Sources recall, Pentagon had released the report on NATO attack in Mohmand Agency at 8:30 pm (according to Pakistan’s Standard Time-PST) or 10:30 am as per Washington’s time on Thursday.

However, till late night on Saturday, Pakistan military was neither formally communicated about the findings by the NATO nor anything to this effect was ever informally shared despite that over 48 hours had gone past since the release of NATO report, according to officials.

When contacted, the NATO-led ISAF (International Security Assistance Force) military spokesperson in Afghanistan Brigadier General Carsten Jacobson refused to comment on the issue and suggested to this scribe to contact NATO’s Air Operations spokesperson Christopher DeWitt.

DeWitt, according to Brigadier General Jacobson, was dealing with the NATO report on November 26th attack.

On contact, the spokesperson DeWitt, after having inquired from officials concerned, gave a single line statement on this issue before disconnecting this scribe’s call. ‘The NATO/ISAF would only share the report, wherever deemed necessary, so as and when required’.

Prior to the last month’s NATO attack in Mohmand Agency, that Pakistan Army termed as unprovoked and pre-planned, the NATO had announced launching probe into two aerial assaults in Pakistan’s north-western tribal region but the reports were never shared with Pakistan.

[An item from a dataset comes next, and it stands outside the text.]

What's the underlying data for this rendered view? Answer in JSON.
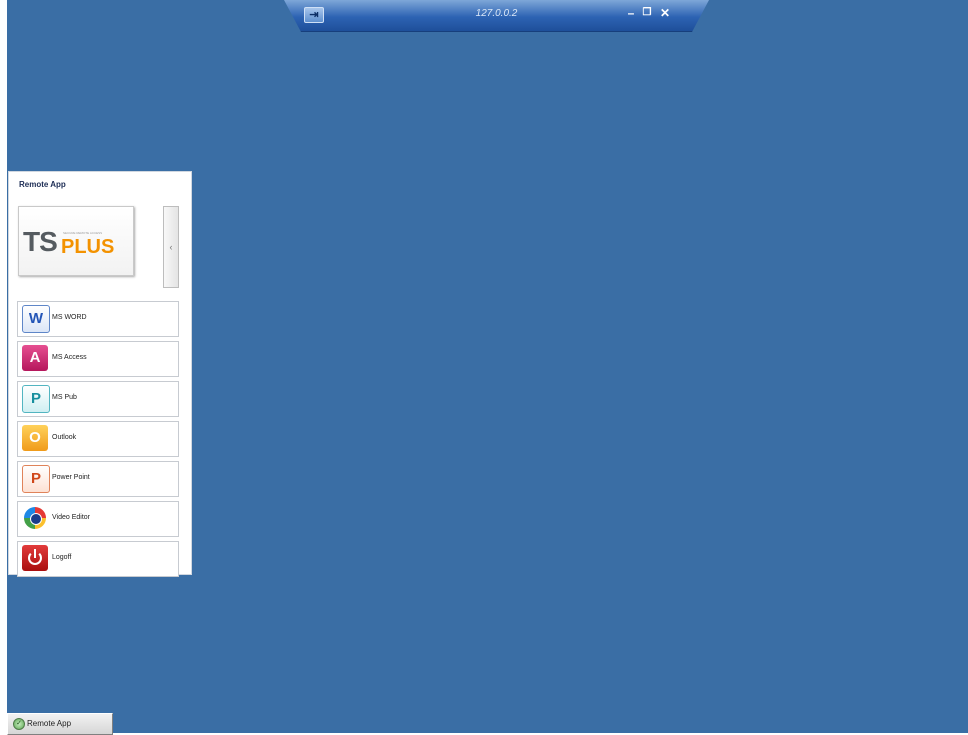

When asked on this, Brigadier General Jacobson expressed ignorance saying that he was not in knowledge of the issue. Pakistan had stopped NATO supplies to Afghanistan using Pakistan’s land route, declined participation in Bonn Conference, operationalised a sophisticated defence system at Western border and got the Shamsi base vacated from the US military after having announced reviewing rules of engagement with the US, in the aftermath of November 26th attack. Islamabad-based renowned social scientist Atle Hetland said national unity was the key if Pakistan was to go by what it had decided, of late.

‘It’s tricky because differences between political leadership and military on memogate episode could impact the kind of unity that is needed when you want to review rules of engagement with the US. It’s like this memogate affair may be exploited as a tool to divide power centres that would impact Pakistan‘s stand on NATO aggression’, he told TheNation.